In Handbook of Christian Apologetics, Kreeft and Tacelli write (p. 109):
“A miracle is a striking and religiously significant intervention of God in the system of natural causes. [… T]he concept of miracles presupposes, rather than sets aside, the idea that nature is a self-contained system of natural causes. Unless there are regularities, there can be no exceptions to them.”
Consider that the natural system (featuring causal processes unfolding in time and space) has a beginning. What caused it to begin? It is reasonable to posit that something caused it to begin. This something would be in some sense prior to (but not temporally prior, as time is a feature of the system) the natural system. If that something can create the natural system, then it doesn’t seem implausible, a priori, that it would be able to affect the system at various points. A simple metaphor for this might be someone who creates a game with its own rules that can play out (such as Conway’s Life) but then also steps in at various points to change the configuration of the game.
So far, this makes some sense. It is not conceptually problematic, in the broadest of brushes, to think this possible. The next question then becomes whether miracles (so defined) have, in fact, occurred.
This is where things get problematic. If miraculous causal events are those which aren’t determined by the system of natural causes running endogenously, but rather (at least partially) through an externally (so to speak) originating cause, then how could we tell which causes are of this latter type?
Consider Kreeft in The Philosophy of Tolkien (p. 54):
“It is easy to identify miracles when we see them[.]”
He does not elaborate. Yet, is it obvious? How can one distinguish between causes that originate external to the system, and those that are part of the system?
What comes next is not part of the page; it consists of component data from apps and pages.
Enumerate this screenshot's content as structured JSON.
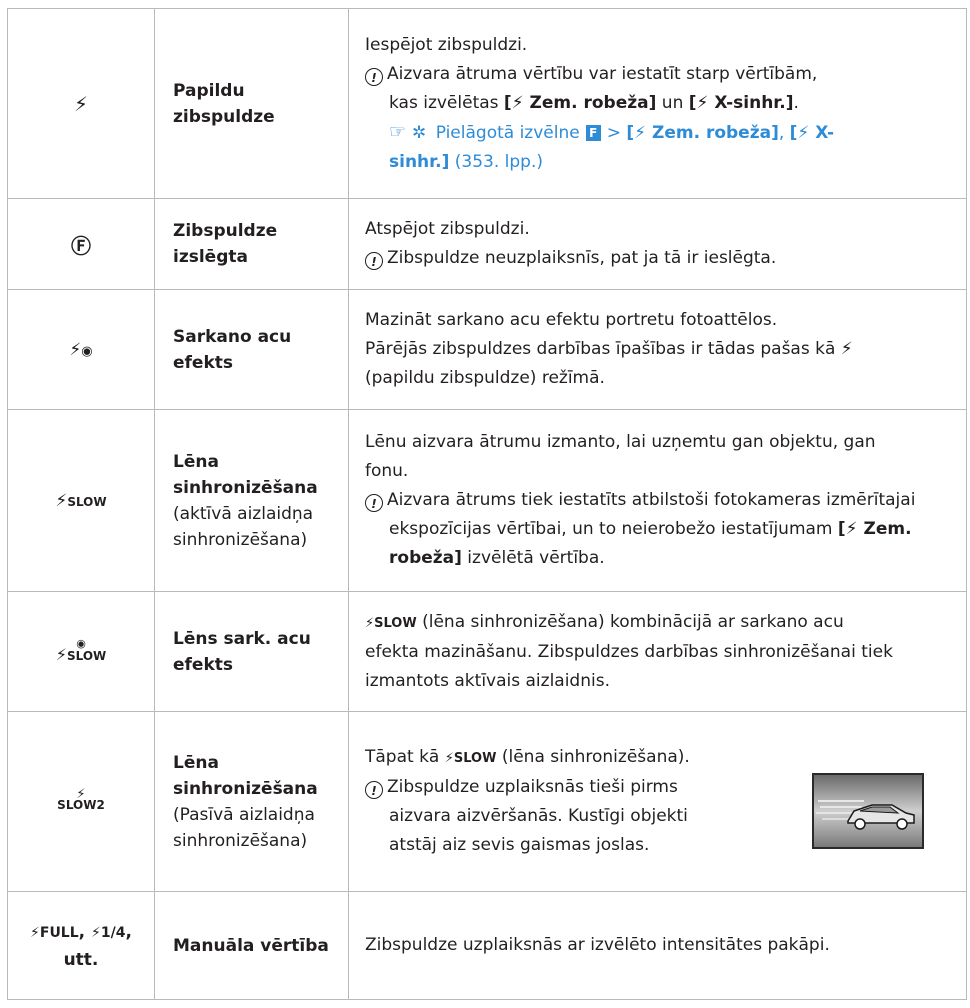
{
  "rows": [
    {
      "symbol": "⚡",
      "name": "Papildu zibspuldze",
      "name_line1": "Papildu",
      "name_line2": "zibspuldze",
      "desc_line1": "Iespējot zibspuldzi.",
      "note_line1": "Aizvara ātruma vērtību var iestatīt starp vērtībām,",
      "note_line2_pre": "kas izvēlētas ",
      "note_line2_b1": "[⚡ Zem. robeža]",
      "note_line2_mid": " un ",
      "note_line2_b2": "[⚡ X-sinhr.]",
      "note_line2_post": ".",
      "ref_text1": "Pielāgotā izvēlne",
      "ref_badge": "F",
      "ref_gt": ">",
      "ref_b1": "[⚡ Zem. robeža]",
      "ref_comma": ",",
      "ref_b2a": "[⚡ X-",
      "ref_b2b": "sinhr.]",
      "ref_page": "(353. lpp.)"
    },
    {
      "symbol": "Ⓕ",
      "name_line1": "Zibspuldze",
      "name_line2": "izslēgta",
      "desc_line1": "Atspējot zibspuldzi.",
      "note_line1": "Zibspuldze neuzplaiksnīs, pat ja tā ir ieslēgta."
    },
    {
      "symbol_a": "⚡",
      "symbol_b": "◉",
      "name_line1": "Sarkano acu",
      "name_line2": "efekts",
      "desc_line1": "Mazināt sarkano acu efektu portretu fotoattēlos.",
      "desc_line2": "Pārējās zibspuldzes darbības īpašības ir tādas pašas kā ⚡",
      "desc_line3": "(papildu zibspuldze) režīmā."
    },
    {
      "symbol_bolt": "⚡",
      "symbol_text": "SLOW",
      "name_line1": "Lēna",
      "name_line2": "sinhronizēšana",
      "name_sub1": "(aktīvā aizlaidņa",
      "name_sub2": "sinhronizēšana)",
      "desc_line1": "Lēnu aizvara ātrumu izmanto, lai uzņemtu gan objektu, gan",
      "desc_line2": "fonu.",
      "note_line1": "Aizvara ātrums tiek iestatīts atbilstoši fotokameras izmērītajai",
      "note_line2_pre": "ekspozīcijas vērtībai, un to neierobežo iestatījumam ",
      "note_line2_b": "[⚡ Zem.",
      "note_line3_b": "robeža]",
      "note_line3_post": " izvēlētā vērtība."
    },
    {
      "symbol_bolt": "⚡",
      "symbol_eye": "◉",
      "symbol_text": "SLOW",
      "name_line1": "Lēns sark. acu",
      "name_line2": "efekts",
      "desc_sym": "⚡SLOW",
      "desc_line1": " (lēna sinhronizēšana) kombinācijā ar sarkano acu",
      "desc_line2": "efekta mazināšanu. Zibspuldzes darbības sinhronizēšanai tiek",
      "desc_line3": "izmantots aktīvais aizlaidnis."
    },
    {
      "symbol_bolt": "⚡",
      "symbol_text": "SLOW2",
      "name_line1": "Lēna",
      "name_line2": "sinhronizēšana",
      "name_sub1": "(Pasīvā aizlaidņa",
      "name_sub2": "sinhronizēšana)",
      "desc_pre": "Tāpat kā ",
      "desc_sym": "⚡SLOW",
      "desc_post": " (lēna sinhronizēšana).",
      "note_line1": "Zibspuldze uzplaiksnās tieši pirms",
      "note_line2": "aizvara aizvēršanās. Kustīgi objekti",
      "note_line3": "atstāj aiz sevis gaismas joslas."
    },
    {
      "symbol_line1_a": "⚡FULL",
      "symbol_sep": ", ",
      "symbol_line1_b": "⚡1/4",
      "symbol_comma": ",",
      "symbol_line2": "utt.",
      "name": "Manuāla vērtība",
      "desc_line1": "Zibspuldze uzplaiksnās ar izvēlēto intensitātes pakāpi."
    }
  ],
  "colors": {
    "link": "#2e8bd6",
    "border": "#b7b9bc",
    "text": "#231f20"
  },
  "icons": {
    "note": "note-icon",
    "ref": "reference-pointing-hand-icon",
    "gear": "gear-icon",
    "badge": "f-badge-icon"
  }
}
Consider the notion that a significantly advanced technology could be considered ‘magic’ by those who don’t understand the technology, or the general conceptual backdrop for the technology. Since we don’t understand how the natural causal system works (and probably aren’t even close), why should we think that we can tell what are natural causal events and which are not?